**WHAT TO DO:**
Copy all of the data that follows without altering a word.

*** DATASET EXCERPTS ***

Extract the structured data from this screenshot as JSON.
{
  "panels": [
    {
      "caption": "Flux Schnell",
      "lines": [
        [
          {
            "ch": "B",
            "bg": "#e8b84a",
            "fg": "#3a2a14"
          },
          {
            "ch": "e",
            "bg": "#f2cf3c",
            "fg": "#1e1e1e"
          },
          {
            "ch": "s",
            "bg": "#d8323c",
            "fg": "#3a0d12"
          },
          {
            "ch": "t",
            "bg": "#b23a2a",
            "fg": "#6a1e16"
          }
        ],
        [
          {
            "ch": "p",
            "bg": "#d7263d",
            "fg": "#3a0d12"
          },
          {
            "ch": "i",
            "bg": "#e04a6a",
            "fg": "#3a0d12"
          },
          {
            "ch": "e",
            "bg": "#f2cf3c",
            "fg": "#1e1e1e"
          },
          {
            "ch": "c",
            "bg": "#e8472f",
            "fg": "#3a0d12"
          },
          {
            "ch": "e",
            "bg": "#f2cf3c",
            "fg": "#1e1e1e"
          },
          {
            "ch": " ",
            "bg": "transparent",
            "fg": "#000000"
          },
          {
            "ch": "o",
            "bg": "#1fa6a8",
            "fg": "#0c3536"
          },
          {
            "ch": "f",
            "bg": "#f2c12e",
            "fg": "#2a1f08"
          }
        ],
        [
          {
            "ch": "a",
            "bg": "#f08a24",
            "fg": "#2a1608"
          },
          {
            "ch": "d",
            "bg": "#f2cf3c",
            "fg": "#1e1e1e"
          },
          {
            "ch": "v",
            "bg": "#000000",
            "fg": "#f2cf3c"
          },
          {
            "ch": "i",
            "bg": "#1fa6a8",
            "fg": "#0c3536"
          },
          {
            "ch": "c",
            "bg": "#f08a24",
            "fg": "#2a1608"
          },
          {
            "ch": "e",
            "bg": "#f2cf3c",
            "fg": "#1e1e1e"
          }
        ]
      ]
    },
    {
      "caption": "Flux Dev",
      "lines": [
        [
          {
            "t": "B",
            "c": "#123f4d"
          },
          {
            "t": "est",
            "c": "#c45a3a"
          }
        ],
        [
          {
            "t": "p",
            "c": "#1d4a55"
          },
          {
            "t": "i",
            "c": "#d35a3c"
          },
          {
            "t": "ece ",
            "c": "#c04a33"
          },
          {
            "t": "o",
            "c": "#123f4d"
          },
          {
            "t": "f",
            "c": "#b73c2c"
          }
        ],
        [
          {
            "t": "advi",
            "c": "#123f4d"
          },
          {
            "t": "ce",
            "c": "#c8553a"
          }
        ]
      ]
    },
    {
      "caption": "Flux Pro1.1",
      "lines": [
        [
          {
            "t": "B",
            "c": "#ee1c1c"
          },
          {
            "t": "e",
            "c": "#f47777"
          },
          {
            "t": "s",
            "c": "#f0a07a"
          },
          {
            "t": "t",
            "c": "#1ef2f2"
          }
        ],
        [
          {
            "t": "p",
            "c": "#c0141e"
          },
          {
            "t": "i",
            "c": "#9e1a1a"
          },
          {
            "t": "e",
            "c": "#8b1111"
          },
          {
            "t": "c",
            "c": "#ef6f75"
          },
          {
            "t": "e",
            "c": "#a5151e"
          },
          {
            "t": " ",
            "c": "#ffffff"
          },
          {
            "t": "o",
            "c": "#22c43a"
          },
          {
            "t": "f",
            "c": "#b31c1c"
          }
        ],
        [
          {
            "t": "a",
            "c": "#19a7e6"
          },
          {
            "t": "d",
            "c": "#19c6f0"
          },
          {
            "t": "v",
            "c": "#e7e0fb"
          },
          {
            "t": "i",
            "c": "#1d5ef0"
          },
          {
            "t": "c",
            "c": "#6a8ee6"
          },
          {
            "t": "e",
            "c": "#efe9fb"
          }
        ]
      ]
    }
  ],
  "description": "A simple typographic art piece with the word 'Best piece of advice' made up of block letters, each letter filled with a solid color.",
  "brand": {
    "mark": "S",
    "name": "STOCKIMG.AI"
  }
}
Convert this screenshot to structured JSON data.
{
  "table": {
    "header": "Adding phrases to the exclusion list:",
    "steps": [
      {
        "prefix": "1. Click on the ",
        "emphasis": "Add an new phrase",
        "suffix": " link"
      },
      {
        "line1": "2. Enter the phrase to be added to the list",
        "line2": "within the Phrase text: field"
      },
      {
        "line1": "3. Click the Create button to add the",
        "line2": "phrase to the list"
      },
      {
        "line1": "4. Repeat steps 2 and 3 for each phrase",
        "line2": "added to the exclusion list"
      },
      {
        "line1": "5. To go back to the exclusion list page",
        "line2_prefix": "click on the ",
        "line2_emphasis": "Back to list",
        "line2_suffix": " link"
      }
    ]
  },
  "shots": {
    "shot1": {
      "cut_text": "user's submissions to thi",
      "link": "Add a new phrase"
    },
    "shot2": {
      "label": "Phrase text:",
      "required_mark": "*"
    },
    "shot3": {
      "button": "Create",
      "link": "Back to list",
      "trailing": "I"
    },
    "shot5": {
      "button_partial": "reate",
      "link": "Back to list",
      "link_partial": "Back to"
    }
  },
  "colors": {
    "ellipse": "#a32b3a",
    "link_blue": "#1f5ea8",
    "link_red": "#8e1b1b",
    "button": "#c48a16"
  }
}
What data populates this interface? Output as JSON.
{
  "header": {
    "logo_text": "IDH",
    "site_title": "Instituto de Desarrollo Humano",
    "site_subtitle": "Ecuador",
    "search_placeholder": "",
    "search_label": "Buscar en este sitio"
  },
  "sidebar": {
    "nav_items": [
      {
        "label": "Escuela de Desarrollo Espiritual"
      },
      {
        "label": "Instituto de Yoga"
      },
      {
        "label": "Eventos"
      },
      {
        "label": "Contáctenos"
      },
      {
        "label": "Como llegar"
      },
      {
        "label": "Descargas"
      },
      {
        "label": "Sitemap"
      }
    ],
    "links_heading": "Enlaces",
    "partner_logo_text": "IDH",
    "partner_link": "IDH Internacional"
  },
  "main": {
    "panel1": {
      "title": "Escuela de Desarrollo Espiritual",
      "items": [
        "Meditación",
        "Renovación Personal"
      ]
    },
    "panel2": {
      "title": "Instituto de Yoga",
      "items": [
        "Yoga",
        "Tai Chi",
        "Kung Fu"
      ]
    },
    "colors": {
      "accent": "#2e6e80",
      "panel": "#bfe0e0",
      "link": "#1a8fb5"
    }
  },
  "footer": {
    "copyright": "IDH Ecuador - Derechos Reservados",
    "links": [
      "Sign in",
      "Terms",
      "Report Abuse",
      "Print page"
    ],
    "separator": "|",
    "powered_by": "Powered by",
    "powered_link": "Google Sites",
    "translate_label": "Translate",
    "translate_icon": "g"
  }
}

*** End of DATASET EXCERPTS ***

**OUTPUT FOR THIS EXERCISE:**
Extract the structured data from this screenshot as JSON.
{
  "panels": [
    {
      "caption": "Flux Schnell",
      "lines": [
        [
          {
            "ch": "B",
            "bg": "#e8b84a",
            "fg": "#3a2a14"
          },
          {
            "ch": "e",
            "bg": "#f2cf3c",
            "fg": "#1e1e1e"
          },
          {
            "ch": "s",
            "bg": "#d8323c",
            "fg": "#3a0d12"
          },
          {
            "ch": "t",
            "bg": "#b23a2a",
            "fg": "#6a1e16"
          }
        ],
        [
          {
            "ch": "p",
            "bg": "#d7263d",
            "fg": "#3a0d12"
          },
          {
            "ch": "i",
            "bg": "#e04a6a",
            "fg": "#3a0d12"
          },
          {
            "ch": "e",
            "bg": "#f2cf3c",
            "fg": "#1e1e1e"
          },
          {
            "ch": "c",
            "bg": "#e8472f",
            "fg": "#3a0d12"
          },
          {
            "ch": "e",
            "bg": "#f2cf3c",
            "fg": "#1e1e1e"
          },
          {
            "ch": " ",
            "bg": "transparent",
            "fg": "#000000"
          },
          {
            "ch": "o",
            "bg": "#1fa6a8",
            "fg": "#0c3536"
          },
          {
            "ch": "f",
            "bg": "#f2c12e",
            "fg": "#2a1f08"
          }
        ],
        [
          {
            "ch": "a",
            "bg": "#f08a24",
            "fg": "#2a1608"
          },
          {
            "ch": "d",
            "bg": "#f2cf3c",
            "fg": "#1e1e1e"
          },
          {
            "ch": "v",
            "bg": "#000000",
            "fg": "#f2cf3c"
          },
          {
            "ch": "i",
            "bg": "#1fa6a8",
            "fg": "#0c3536"
          },
          {
            "ch": "c",
            "bg": "#f08a24",
            "fg": "#2a1608"
          },
          {
            "ch": "e",
            "bg": "#f2cf3c",
            "fg": "#1e1e1e"
          }
        ]
      ]
    },
    {
      "caption": "Flux Dev",
      "lines": [
        [
          {
            "t": "B",
            "c": "#123f4d"
          },
          {
            "t": "est",
            "c": "#c45a3a"
          }
        ],
        [
          {
            "t": "p",
            "c": "#1d4a55"
          },
          {
            "t": "i",
            "c": "#d35a3c"
          },
          {
            "t": "ece ",
            "c": "#c04a33"
          },
          {
            "t": "o",
            "c": "#123f4d"
          },
          {
            "t": "f",
            "c": "#b73c2c"
          }
        ],
        [
          {
            "t": "advi",
            "c": "#123f4d"
          },
          {
            "t": "ce",
            "c": "#c8553a"
          }
        ]
      ]
    },
    {
      "caption": "Flux Pro1.1",
      "lines": [
        [
          {
            "t": "B",
            "c": "#ee1c1c"
          },
          {
            "t": "e",
            "c": "#f47777"
          },
          {
            "t": "s",
            "c": "#f0a07a"
          },
          {
            "t": "t",
            "c": "#1ef2f2"
          }
        ],
        [
          {
            "t": "p",
            "c": "#c0141e"
          },
          {
            "t": "i",
            "c": "#9e1a1a"
          },
          {
            "t": "e",
            "c": "#8b1111"
          },
          {
            "t": "c",
            "c": "#ef6f75"
          },
          {
            "t": "e",
            "c": "#a5151e"
          },
          {
            "t": " ",
            "c": "#ffffff"
          },
          {
            "t": "o",
            "c": "#22c43a"
          },
          {
            "t": "f",
            "c": "#b31c1c"
          }
        ],
        [
          {
            "t": "a",
            "c": "#19a7e6"
          },
          {
            "t": "d",
            "c": "#19c6f0"
          },
          {
            "t": "v",
            "c": "#e7e0fb"
          },
          {
            "t": "i",
            "c": "#1d5ef0"
          },
          {
            "t": "c",
            "c": "#6a8ee6"
          },
          {
            "t": "e",
            "c": "#efe9fb"
          }
        ]
      ]
    }
  ],
  "description": "A simple typographic art piece with the word 'Best piece of advice' made up of block letters, each letter filled with a solid color.",
  "brand": {
    "mark": "S",
    "name": "STOCKIMG.AI"
  }
}
Convert this screenshot to structured JSON data.
{
  "table": {
    "header": "Adding phrases to the exclusion list:",
    "steps": [
      {
        "prefix": "1. Click on the ",
        "emphasis": "Add an new phrase",
        "suffix": " link"
      },
      {
        "line1": "2. Enter the phrase to be added to the list",
        "line2": "within the Phrase text: field"
      },
      {
        "line1": "3. Click the Create button to add the",
        "line2": "phrase to the list"
      },
      {
        "line1": "4. Repeat steps 2 and 3 for each phrase",
        "line2": "added to the exclusion list"
      },
      {
        "line1": "5. To go back to the exclusion list page",
        "line2_prefix": "click on the ",
        "line2_emphasis": "Back to list",
        "line2_suffix": " link"
      }
    ]
  },
  "shots": {
    "shot1": {
      "cut_text": "user's submissions to thi",
      "link": "Add a new phrase"
    },
    "shot2": {
      "label": "Phrase text:",
      "required_mark": "*"
    },
    "shot3": {
      "button": "Create",
      "link": "Back to list",
      "trailing": "I"
    },
    "shot5": {
      "button_partial": "reate",
      "link": "Back to list",
      "link_partial": "Back to"
    }
  },
  "colors": {
    "ellipse": "#a32b3a",
    "link_blue": "#1f5ea8",
    "link_red": "#8e1b1b",
    "button": "#c48a16"
  }
}
What data populates this interface? Output as JSON.
{
  "header": {
    "logo_text": "IDH",
    "site_title": "Instituto de Desarrollo Humano",
    "site_subtitle": "Ecuador",
    "search_placeholder": "",
    "search_label": "Buscar en este sitio"
  },
  "sidebar": {
    "nav_items": [
      {
        "label": "Escuela de Desarrollo Espiritual"
      },
      {
        "label": "Instituto de Yoga"
      },
      {
        "label": "Eventos"
      },
      {
        "label": "Contáctenos"
      },
      {
        "label": "Como llegar"
      },
      {
        "label": "Descargas"
      },
      {
        "label": "Sitemap"
      }
    ],
    "links_heading": "Enlaces",
    "partner_logo_text": "IDH",
    "partner_link": "IDH Internacional"
  },
  "main": {
    "panel1": {
      "title": "Escuela de Desarrollo Espiritual",
      "items": [
        "Meditación",
        "Renovación Personal"
      ]
    },
    "panel2": {
      "title": "Instituto de Yoga",
      "items": [
        "Yoga",
        "Tai Chi",
        "Kung Fu"
      ]
    },
    "colors": {
      "accent": "#2e6e80",
      "panel": "#bfe0e0",
      "link": "#1a8fb5"
    }
  },
  "footer": {
    "copyright": "IDH Ecuador - Derechos Reservados",
    "links": [
      "Sign in",
      "Terms",
      "Report Abuse",
      "Print page"
    ],
    "separator": "|",
    "powered_by": "Powered by",
    "powered_link": "Google Sites",
    "translate_label": "Translate",
    "translate_icon": "g"
  }
}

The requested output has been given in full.